proffers from witnesses ; and all cooperation or non- prosecution agreements .

Second, the jury should be instructed that the Task Force has engaged in misconduct by

interfering with our access to witnesses-both to level the playing field and to help jurors

understand why there will be so few percipient witnesses testifying for defendants .

Third, as explained in our motion, we have made a prima facie showing establishing a

right to evidence in connection with the motion, including source materials like the Weissmann

email . The Task Force goes so far as to say such communications are proper . If that is the case,

it should have no objection to disclosing all such communications . The documentary evidence is

highly probative, because it is not susceptible to "he said, she said" debates . To the extent it

exists, it is the best evidence of what the Task Force has or has not said to restrict defendants'

access to witnesses .

V. Conclusion

When recently confronting evidence of blatant government misconduct and efforts to

cover up that misconduct, Judge Charles Breyer observed :

30
Case: 06-20885 Document: 0051330792 Page: 101 Date Filed: 11/20/2006

Every citizen, every taxpayer, every member of the military, and every voter has a
right to assume that, under our Constitution, the administration of Justice comports
with due process . This is what taxpayers pay for, what voters vote for, and what
our military servicemen and women sometimes are asked to give their lives for .
Unless we have integrity in our judicial process and unless this integrity is publicly
demonstrated, we severely jeopardize the liberty to which we are all entitled . . .23

Misconduct has been uncovered in this case, and due process has been subverted . The

Task Force's investigation , which has cost taxpayers, by some estimates, close to $100 million ,

not only shakes to its core the integrity of our judicial process, but threatens the same perilous

consequences that Judge Breyer intervened to prevent . Se e id. at 14 : 12-13 (government's actions

"could have resulted . .. . in the death of an innocent person") . The Task Force has already

enforced the corporate death penalty in wrongly prosecuting and convicting Arthur Andersen It

now seeks to imprison defendants for the rest of their lives . 24

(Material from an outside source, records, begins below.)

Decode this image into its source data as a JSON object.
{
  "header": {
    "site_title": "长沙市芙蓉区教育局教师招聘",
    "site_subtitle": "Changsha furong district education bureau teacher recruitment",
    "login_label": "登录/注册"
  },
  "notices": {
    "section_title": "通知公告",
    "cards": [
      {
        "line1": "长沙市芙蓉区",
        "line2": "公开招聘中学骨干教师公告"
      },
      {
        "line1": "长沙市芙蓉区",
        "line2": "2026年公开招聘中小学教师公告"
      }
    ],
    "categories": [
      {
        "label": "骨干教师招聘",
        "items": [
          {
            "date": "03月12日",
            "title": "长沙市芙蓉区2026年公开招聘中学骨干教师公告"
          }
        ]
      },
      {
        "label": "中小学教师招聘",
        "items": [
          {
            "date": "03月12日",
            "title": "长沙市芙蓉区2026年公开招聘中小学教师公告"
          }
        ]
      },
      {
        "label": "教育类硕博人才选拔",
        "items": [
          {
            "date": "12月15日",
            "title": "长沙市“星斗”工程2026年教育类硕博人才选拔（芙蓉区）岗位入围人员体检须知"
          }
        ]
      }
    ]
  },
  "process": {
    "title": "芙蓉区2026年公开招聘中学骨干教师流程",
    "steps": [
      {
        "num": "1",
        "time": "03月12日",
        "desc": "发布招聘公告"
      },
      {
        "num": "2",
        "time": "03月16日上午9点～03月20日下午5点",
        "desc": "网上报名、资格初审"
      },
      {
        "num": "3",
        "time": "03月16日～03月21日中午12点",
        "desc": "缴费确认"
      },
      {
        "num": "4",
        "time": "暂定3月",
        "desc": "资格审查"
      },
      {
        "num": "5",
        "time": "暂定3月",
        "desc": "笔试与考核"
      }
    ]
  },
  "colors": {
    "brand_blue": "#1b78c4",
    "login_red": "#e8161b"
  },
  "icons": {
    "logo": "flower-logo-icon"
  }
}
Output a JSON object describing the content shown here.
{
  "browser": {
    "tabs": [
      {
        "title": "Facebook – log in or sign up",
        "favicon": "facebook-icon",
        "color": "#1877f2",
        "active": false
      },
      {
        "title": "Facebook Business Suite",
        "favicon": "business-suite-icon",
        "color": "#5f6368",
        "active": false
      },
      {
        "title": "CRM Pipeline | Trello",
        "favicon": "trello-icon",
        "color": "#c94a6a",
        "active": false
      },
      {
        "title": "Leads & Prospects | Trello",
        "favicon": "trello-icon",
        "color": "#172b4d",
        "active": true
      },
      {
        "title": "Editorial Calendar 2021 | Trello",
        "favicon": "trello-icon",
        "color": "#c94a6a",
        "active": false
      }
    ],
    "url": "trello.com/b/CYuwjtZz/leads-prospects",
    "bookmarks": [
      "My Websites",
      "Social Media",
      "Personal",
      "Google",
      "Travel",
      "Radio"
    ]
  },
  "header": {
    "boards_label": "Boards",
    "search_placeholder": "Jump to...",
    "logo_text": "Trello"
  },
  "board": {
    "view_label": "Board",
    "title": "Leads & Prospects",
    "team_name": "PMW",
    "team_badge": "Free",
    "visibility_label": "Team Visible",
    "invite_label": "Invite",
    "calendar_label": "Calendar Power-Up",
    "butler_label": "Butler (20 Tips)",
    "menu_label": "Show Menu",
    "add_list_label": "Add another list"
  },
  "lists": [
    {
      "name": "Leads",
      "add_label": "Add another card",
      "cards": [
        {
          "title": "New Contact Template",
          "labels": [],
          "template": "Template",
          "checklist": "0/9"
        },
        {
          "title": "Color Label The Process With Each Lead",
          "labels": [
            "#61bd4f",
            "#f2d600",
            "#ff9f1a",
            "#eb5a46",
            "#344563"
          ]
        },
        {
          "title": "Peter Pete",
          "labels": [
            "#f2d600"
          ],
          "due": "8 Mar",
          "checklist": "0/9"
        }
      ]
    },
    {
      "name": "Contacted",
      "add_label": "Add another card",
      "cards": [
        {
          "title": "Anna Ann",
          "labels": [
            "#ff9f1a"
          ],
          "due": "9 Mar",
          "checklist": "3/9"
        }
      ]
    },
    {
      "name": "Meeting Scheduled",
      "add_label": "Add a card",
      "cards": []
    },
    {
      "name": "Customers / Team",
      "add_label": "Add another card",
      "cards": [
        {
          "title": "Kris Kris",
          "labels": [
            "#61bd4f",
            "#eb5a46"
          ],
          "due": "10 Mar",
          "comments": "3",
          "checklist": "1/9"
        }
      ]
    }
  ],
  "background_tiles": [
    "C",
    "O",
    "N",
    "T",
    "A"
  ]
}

Absent relief, defendants cannot have a fair trial . Dismissal of the indictment is

warranted . Alternatively, the Court should grant the other forms of relief defendants request .

Pending final consideration and disposition of this motion, defendants' request for evidence

should be granted .

23 United States v. Al-Mamfari, Case . No . CR-04-0376-CRB (Breyer), N .D . Cal ., Aug . 22, 2005
(Reply Ex . 9 at 18 :24-19 :8 .) .
24 After dismantling Arthur Andersen, only to have the criminal conviction against the firm
overturned 9-0 by the U .S . Supreme Court, the Task Force now holds out Andersen (an alleged
arch criminal only months before) as a victim of Enron's fraud, because the Task Force believes
that characterization will help it in this case. Judge Lynn Hughes, for one, noted the utter
disingenuousness of this reversal . See Reply Ex. 7 . Andersen and its civil counsel clearly want
to see such a result, as it would help the firm shirk blame in the Newby case and related civil
proceedings ; hence, the declaration from Ms . Palmer and the other support she provides .

31
Case: 06-20885 Document: 0051330792 Page: 102 Date Filed: 11/20/2006

Dated : October 26, 2005

Respectfully submitted,

By :

Of Counsel : Daniel M . Petrocelli


M . Randall Oppenheimer
Ronald G. Woods Mark Holscher
Texas State Bar No . 21964000 O'MELVENY & MYERS LLP
Federal Bar No . 657 1999 Avenue of the Stars, 7`h Floor
5300 Memorial, Suite 1000 Los Angeles, CA 90067
Houston, TX 77007 Office : (310) 553-6700
Office : 713-862-9600 Facsimile : (310) .246-6779
Facsimile: 713-864-8738 Attorneys in Charge for Jeffrey K Skilling

Michael Ramsey
Chip Lewis
River Oaks/Welch Building
2120 Welch
Houston, TX 77019
Office : (713) 227-0275
Facsimile : (7l'))523-7987 -
Attorneys in Charge for Kenneth L . Lay

1
Reid WeingarGen
Mark Hulkower
Matthew Stennes
STEPTOE & J OIIl, ISGIJ
1330 Connecticut Avenue, N .W .
Washington, D .C . ?0036-179
Office : (202) 429-8074
Facsimile : (202) 261-0648
Attorneys in Char ge for RicJzard A. Causey